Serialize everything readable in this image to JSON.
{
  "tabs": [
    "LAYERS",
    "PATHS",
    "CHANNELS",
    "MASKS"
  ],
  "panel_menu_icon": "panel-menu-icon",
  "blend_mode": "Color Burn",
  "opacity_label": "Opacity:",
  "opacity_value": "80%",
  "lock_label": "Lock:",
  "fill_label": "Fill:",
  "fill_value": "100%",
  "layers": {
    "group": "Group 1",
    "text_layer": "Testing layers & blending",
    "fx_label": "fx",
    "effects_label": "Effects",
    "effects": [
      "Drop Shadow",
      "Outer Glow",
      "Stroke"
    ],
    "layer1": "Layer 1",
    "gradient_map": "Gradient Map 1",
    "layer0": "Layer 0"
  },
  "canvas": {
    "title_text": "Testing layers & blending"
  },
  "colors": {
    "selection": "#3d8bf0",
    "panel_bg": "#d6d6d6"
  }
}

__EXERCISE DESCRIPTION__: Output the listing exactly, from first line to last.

__FINISHED TASK__:
Serialize everything readable in this image to JSON.
{
  "tabs": [
    "LAYERS",
    "PATHS",
    "CHANNELS",
    "MASKS"
  ],
  "panel_menu_icon": "panel-menu-icon",
  "blend_mode": "Color Burn",
  "opacity_label": "Opacity:",
  "opacity_value": "80%",
  "lock_label": "Lock:",
  "fill_label": "Fill:",
  "fill_value": "100%",
  "layers": {
    "group": "Group 1",
    "text_layer": "Testing layers & blending",
    "fx_label": "fx",
    "effects_label": "Effects",
    "effects": [
      "Drop Shadow",
      "Outer Glow",
      "Stroke"
    ],
    "layer1": "Layer 1",
    "gradient_map": "Gradient Map 1",
    "layer0": "Layer 0"
  },
  "canvas": {
    "title_text": "Testing layers & blending"
  },
  "colors": {
    "selection": "#3d8bf0",
    "panel_bg": "#d6d6d6"
  }
}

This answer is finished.